▶ [Material shown]
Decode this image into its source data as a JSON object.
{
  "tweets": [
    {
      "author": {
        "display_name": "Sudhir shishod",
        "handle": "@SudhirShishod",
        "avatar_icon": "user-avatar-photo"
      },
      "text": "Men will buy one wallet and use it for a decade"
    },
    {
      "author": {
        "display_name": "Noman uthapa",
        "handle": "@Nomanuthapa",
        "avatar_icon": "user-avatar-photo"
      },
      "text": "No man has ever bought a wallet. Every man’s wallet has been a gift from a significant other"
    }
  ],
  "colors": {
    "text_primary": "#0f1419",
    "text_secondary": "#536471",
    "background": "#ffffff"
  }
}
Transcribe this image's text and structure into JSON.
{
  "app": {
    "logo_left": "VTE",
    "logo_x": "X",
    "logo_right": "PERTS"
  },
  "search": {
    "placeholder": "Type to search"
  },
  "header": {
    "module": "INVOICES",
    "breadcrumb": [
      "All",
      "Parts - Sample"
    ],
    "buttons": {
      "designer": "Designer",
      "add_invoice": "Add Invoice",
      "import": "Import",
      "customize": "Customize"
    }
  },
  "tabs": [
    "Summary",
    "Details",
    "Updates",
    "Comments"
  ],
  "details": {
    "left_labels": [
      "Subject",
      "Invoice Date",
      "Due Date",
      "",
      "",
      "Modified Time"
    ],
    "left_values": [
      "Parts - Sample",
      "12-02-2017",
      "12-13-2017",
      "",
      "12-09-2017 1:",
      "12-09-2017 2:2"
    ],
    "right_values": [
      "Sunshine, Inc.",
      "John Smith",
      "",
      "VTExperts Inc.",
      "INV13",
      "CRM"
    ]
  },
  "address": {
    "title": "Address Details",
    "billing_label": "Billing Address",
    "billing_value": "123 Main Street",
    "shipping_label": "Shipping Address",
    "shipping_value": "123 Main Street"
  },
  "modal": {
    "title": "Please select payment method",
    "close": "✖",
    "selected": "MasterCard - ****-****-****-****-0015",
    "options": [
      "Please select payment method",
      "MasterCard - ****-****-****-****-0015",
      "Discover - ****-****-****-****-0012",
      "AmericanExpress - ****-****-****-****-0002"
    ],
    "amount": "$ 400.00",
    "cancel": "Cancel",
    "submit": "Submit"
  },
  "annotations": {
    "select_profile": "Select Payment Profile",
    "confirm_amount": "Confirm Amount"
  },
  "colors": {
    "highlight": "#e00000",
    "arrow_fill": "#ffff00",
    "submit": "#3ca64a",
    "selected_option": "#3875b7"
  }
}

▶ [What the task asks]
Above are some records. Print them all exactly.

▶ [Exercise answer]
Decode this image into its source data as a JSON object.
{
  "tweets": [
    {
      "author": {
        "display_name": "Sudhir shishod",
        "handle": "@SudhirShishod",
        "avatar_icon": "user-avatar-photo"
      },
      "text": "Men will buy one wallet and use it for a decade"
    },
    {
      "author": {
        "display_name": "Noman uthapa",
        "handle": "@Nomanuthapa",
        "avatar_icon": "user-avatar-photo"
      },
      "text": "No man has ever bought a wallet. Every man’s wallet has been a gift from a significant other"
    }
  ],
  "colors": {
    "text_primary": "#0f1419",
    "text_secondary": "#536471",
    "background": "#ffffff"
  }
}
Transcribe this image's text and structure into JSON.
{
  "app": {
    "logo_left": "VTE",
    "logo_x": "X",
    "logo_right": "PERTS"
  },
  "search": {
    "placeholder": "Type to search"
  },
  "header": {
    "module": "INVOICES",
    "breadcrumb": [
      "All",
      "Parts - Sample"
    ],
    "buttons": {
      "designer": "Designer",
      "add_invoice": "Add Invoice",
      "import": "Import",
      "customize": "Customize"
    }
  },
  "tabs": [
    "Summary",
    "Details",
    "Updates",
    "Comments"
  ],
  "details": {
    "left_labels": [
      "Subject",
      "Invoice Date",
      "Due Date",
      "",
      "",
      "Modified Time"
    ],
    "left_values": [
      "Parts - Sample",
      "12-02-2017",
      "12-13-2017",
      "",
      "12-09-2017 1:",
      "12-09-2017 2:2"
    ],
    "right_values": [
      "Sunshine, Inc.",
      "John Smith",
      "",
      "VTExperts Inc.",
      "INV13",
      "CRM"
    ]
  },
  "address": {
    "title": "Address Details",
    "billing_label": "Billing Address",
    "billing_value": "123 Main Street",
    "shipping_label": "Shipping Address",
    "shipping_value": "123 Main Street"
  },
  "modal": {
    "title": "Please select payment method",
    "close": "✖",
    "selected": "MasterCard - ****-****-****-****-0015",
    "options": [
      "Please select payment method",
      "MasterCard - ****-****-****-****-0015",
      "Discover - ****-****-****-****-0012",
      "AmericanExpress - ****-****-****-****-0002"
    ],
    "amount": "$ 400.00",
    "cancel": "Cancel",
    "submit": "Submit"
  },
  "annotations": {
    "select_profile": "Select Payment Profile",
    "confirm_amount": "Confirm Amount"
  },
  "colors": {
    "highlight": "#e00000",
    "arrow_fill": "#ffff00",
    "submit": "#3ca64a",
    "selected_option": "#3875b7"
  }
}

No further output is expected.